A good business practice is to try to get a good return for a major expenditure.
This likely didn't happen for most of the advertisers during Sunday night's Super Bowl game. Most of the ads - with a few exceptions - were disappointing. They were boring, confusing, and weak in content.
Advertisers spent an incredible $3.8 million for a 30-second ad this year for the Super Bowl. Imagine all the Doritos and Cokes that have to be sold to pay for those ads!
Coca Cola might have had its biggest disappointment ever with "the chase," a commercial in which a bus full of Las Vegas show girls, an Arab guy with some camels, a gang of cowboys, and the cast of The Road Warrior race in the desert toward a bottle of Coke.
Viewers were asked to vote and decide the winner of the race. Does anyone really care who wins?
Then there was the Go Daddy commercial in which the attractive Bar Refaeli kisses (really kisses) a geek. It was an embarrassing commercial. It was in poor taste. USA Today ranked it the poorest commercial on the Super Bowl.
What's happening on Madison Avenue and the creativity that's supposed to be generated there? Where are the catchy phrases ("I Can't Believe I Ate the Whole Thing" or "Where's the Beef?")
Sketchers, who manufacturers sneakers, missed the boat completely in its add involving a cheetah and an antelope. The ad shows a man outrunning a cheetah, thanks to Sketchers, and befriending an antelope.
Sketchers just settled a class action suit for $40 million because of making false claims about the magical abilities of its shoes to get people in shape just by putting them on. The ad Sunday actually implies such claims; plus it can't be taken seriously nor viewed as humorous.
In all fairness, though, there were some commercials that were awesome. They're worth viewing on the Internet - on You Tube - if you missed them.
Ranked number one by USA Today - and by many others who ranked the commercials - was a Budweiser ad involving a Clydesdale pony and a man who raised him; how they eventually become reunited.

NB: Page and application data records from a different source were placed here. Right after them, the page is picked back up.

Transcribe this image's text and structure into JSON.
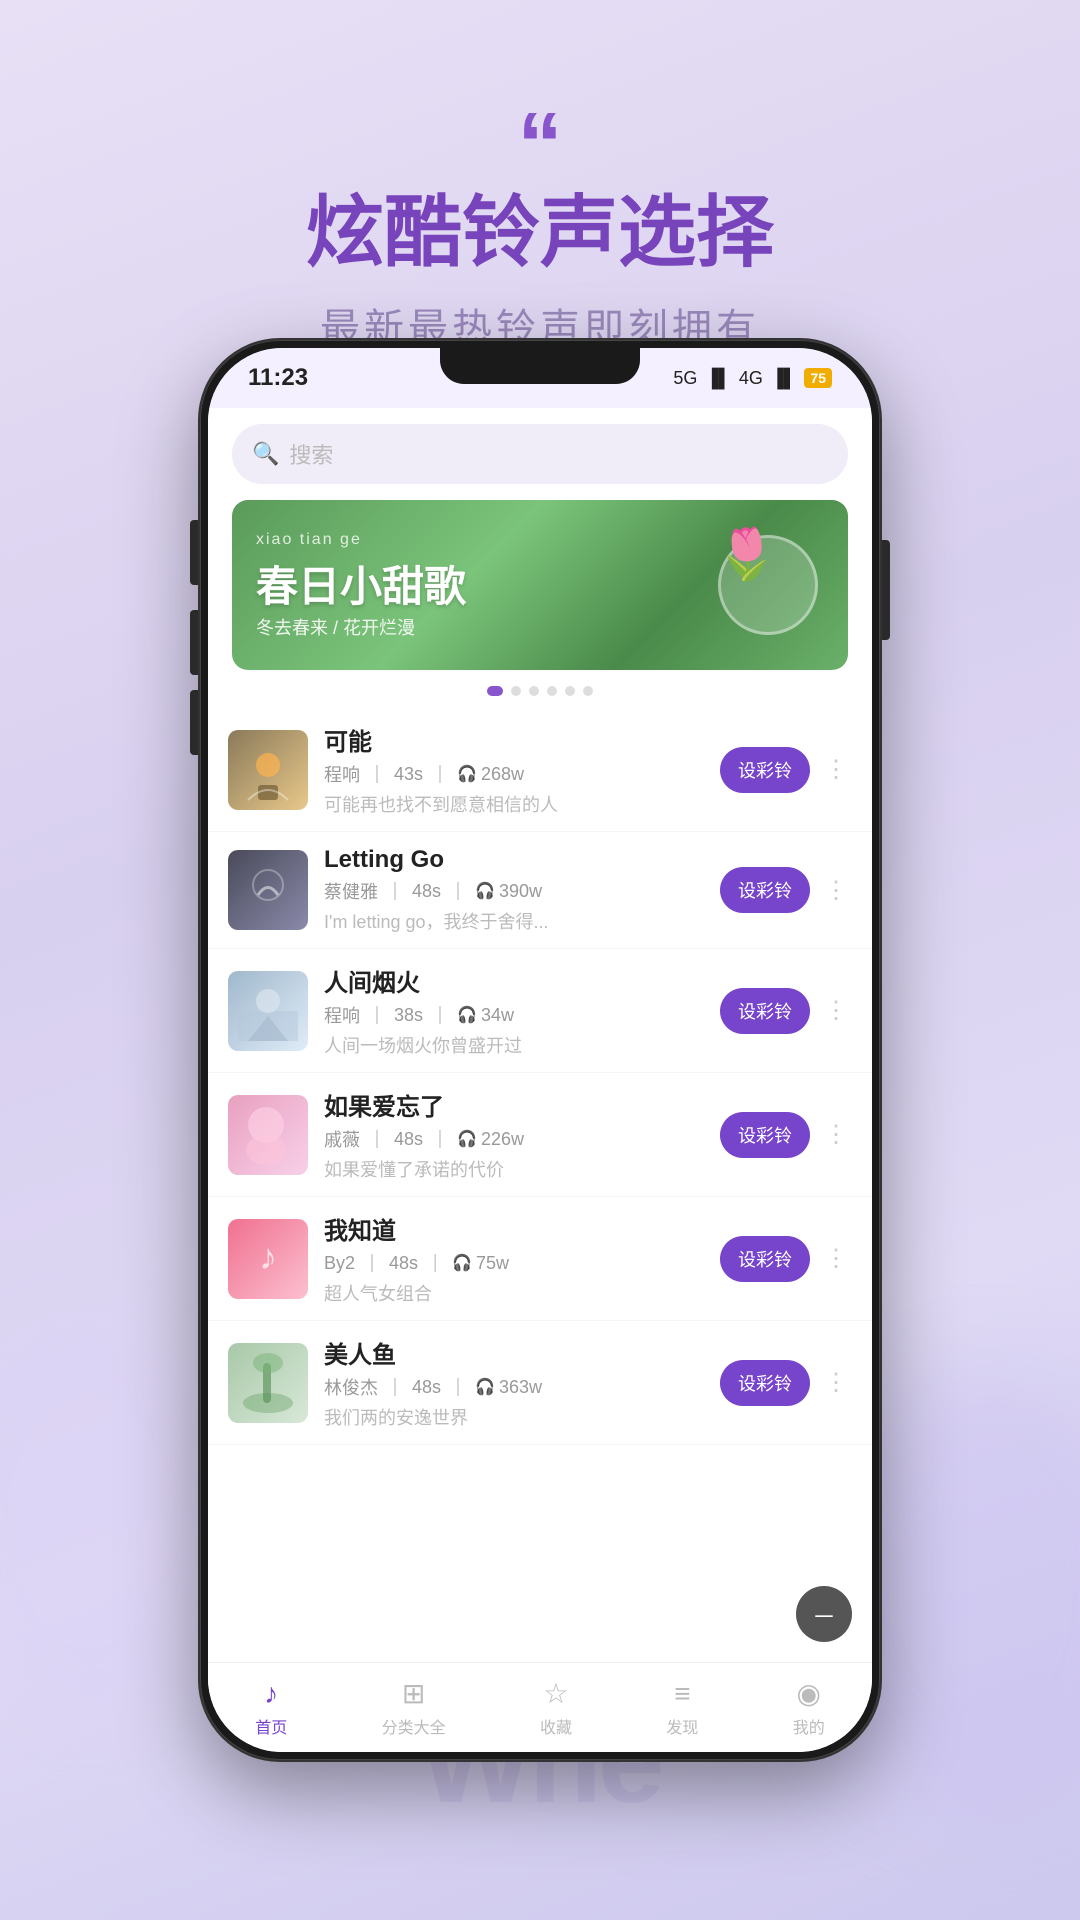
{
  "background": {
    "color": "#ddd5f0"
  },
  "header": {
    "quote_mark": "“",
    "title": "炫酷铃声选择",
    "subtitle": "最新最热铃声即刻拥有"
  },
  "status_bar": {
    "time": "11:23",
    "signal1": "5G",
    "signal2": "4G",
    "battery": "75"
  },
  "search": {
    "placeholder": "搜索",
    "icon": "🔍"
  },
  "banner": {
    "title_en": "xiao tian ge",
    "title_cn": "春日小甜歌",
    "subtitle": "冬去春来 / 花开烂漫",
    "dots": [
      true,
      false,
      false,
      false,
      false,
      false
    ]
  },
  "songs": [
    {
      "id": 1,
      "title": "可能",
      "artist": "程响",
      "duration": "43s",
      "plays": "268w",
      "desc": "可能再也找不到愿意相信的人",
      "cover_class": "cover-1"
    },
    {
      "id": 2,
      "title": "Letting Go",
      "artist": "蔡健雅",
      "duration": "48s",
      "plays": "390w",
      "desc": "I'm letting go，我终于舍得...",
      "cover_class": "cover-2"
    },
    {
      "id": 3,
      "title": "人间烟火",
      "artist": "程响",
      "duration": "38s",
      "plays": "34w",
      "desc": "人间一场烟火你曾盛开过",
      "cover_class": "cover-3"
    },
    {
      "id": 4,
      "title": "如果爱忘了",
      "artist": "戚薇",
      "duration": "48s",
      "plays": "226w",
      "desc": "如果爱懂了承诺的代价",
      "cover_class": "cover-4"
    },
    {
      "id": 5,
      "title": "我知道",
      "artist": "By2",
      "duration": "48s",
      "plays": "75w",
      "desc": "超人气女组合",
      "cover_class": "cover-5"
    },
    {
      "id": 6,
      "title": "美人鱼",
      "artist": "林俊杰",
      "duration": "48s",
      "plays": "363w",
      "desc": "我们两的安逸世界",
      "cover_class": "cover-6"
    }
  ],
  "set_btn_label": "设彩铃",
  "bottom_nav": [
    {
      "id": "home",
      "label": "首页",
      "icon": "♪",
      "active": true
    },
    {
      "id": "category",
      "label": "分类大全",
      "icon": "⊞",
      "active": false
    },
    {
      "id": "favorites",
      "label": "收藏",
      "icon": "☆",
      "active": false
    },
    {
      "id": "discover",
      "label": "发现",
      "icon": "≡",
      "active": false
    },
    {
      "id": "profile",
      "label": "我的",
      "icon": "👤",
      "active": false
    }
  ],
  "watermark": "Whe"
}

One individual wrote on a newspaper site, "I'm a full-grown man and I cried at this commercial."
Then there was the Tide commercial in which a Joe Montana stain appears on a shirt. Of course, a mother washes the stain with Tide.
Around 111 million people saw the game in 2012. Dividing this year's $3.8 million price by last year's audience, advertisers are paying about 3.4 cents for each viewer.

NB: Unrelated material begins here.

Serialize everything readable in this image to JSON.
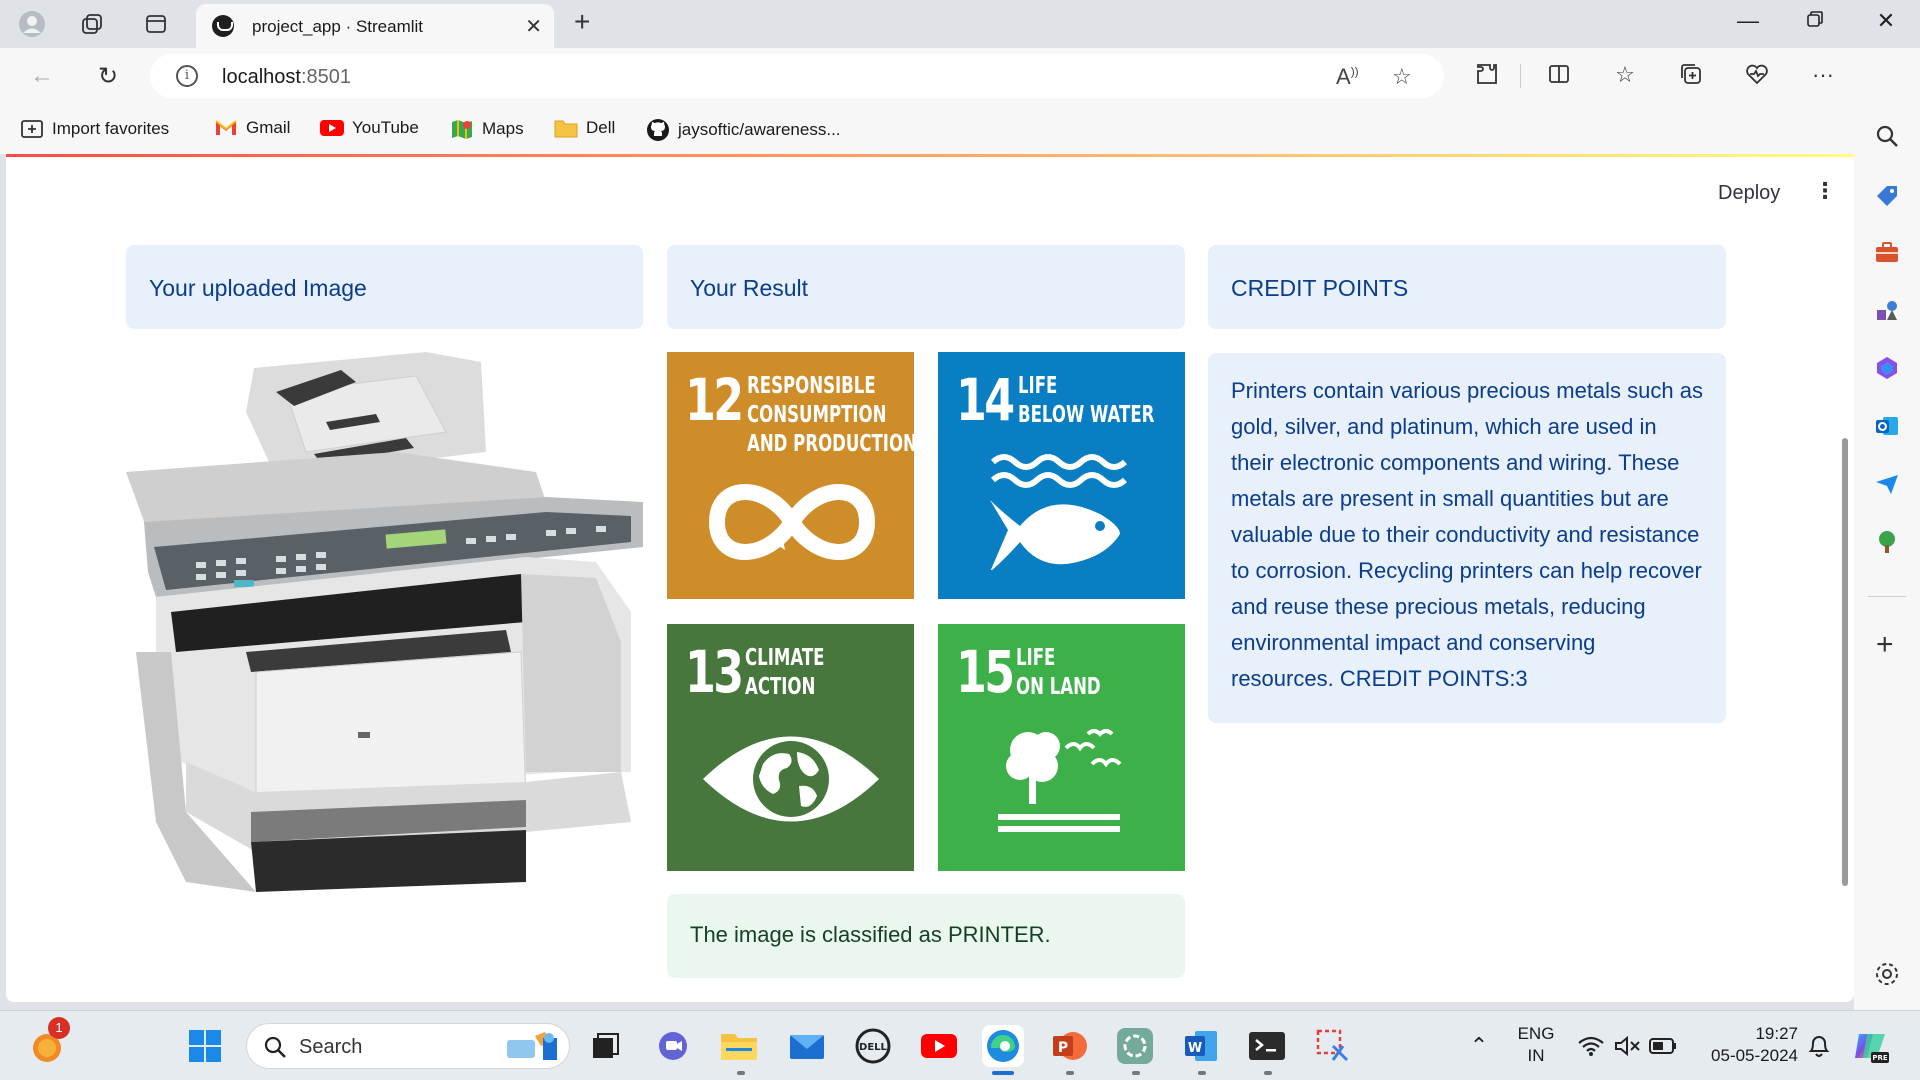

By comparison, the highest-rated show in prime time these days is "NCIS." Even with 21.5 million viewers, CBS charges just $167,000 per 30 seconds of airtime, or roughly less than a penny per viewer.
Frankly, for the most part, the commercials seen on NCIS weren't any worse than the premium commercials seen during the Super Bowl.
Fortunately, the game itself was very exciting.
By RON GOWER